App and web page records
■ ■ ■

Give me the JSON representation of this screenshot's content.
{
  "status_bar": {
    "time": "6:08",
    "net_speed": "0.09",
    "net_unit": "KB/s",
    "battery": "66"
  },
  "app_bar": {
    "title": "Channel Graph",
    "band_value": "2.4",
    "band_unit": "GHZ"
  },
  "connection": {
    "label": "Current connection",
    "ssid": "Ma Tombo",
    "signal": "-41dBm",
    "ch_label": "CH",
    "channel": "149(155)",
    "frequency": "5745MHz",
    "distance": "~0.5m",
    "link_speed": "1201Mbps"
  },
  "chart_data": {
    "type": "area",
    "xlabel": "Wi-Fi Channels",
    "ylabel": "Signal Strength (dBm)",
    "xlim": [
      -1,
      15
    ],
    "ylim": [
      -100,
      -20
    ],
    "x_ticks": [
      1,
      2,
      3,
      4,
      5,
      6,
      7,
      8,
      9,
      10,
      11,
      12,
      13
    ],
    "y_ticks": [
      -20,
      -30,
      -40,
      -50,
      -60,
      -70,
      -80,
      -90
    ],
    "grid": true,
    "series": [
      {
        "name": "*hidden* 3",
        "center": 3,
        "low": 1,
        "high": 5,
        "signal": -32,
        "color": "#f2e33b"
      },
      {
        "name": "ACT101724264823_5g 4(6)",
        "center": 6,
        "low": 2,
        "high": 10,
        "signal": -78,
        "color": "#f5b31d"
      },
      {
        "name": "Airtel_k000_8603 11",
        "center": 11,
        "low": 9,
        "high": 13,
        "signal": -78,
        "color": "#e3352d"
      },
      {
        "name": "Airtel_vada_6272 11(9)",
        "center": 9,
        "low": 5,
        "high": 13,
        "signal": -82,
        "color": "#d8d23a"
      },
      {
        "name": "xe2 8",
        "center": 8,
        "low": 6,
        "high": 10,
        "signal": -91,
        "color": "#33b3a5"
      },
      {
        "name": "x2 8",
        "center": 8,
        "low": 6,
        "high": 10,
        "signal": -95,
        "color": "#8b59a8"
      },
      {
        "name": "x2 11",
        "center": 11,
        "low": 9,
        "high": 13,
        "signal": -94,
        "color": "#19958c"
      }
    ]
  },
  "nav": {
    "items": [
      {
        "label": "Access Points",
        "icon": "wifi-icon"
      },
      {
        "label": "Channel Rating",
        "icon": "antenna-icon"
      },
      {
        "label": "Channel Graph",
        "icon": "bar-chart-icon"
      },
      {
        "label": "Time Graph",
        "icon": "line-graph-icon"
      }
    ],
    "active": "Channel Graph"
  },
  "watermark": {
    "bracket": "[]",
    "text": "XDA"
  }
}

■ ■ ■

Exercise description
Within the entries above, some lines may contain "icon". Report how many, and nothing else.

Solution to this problem
4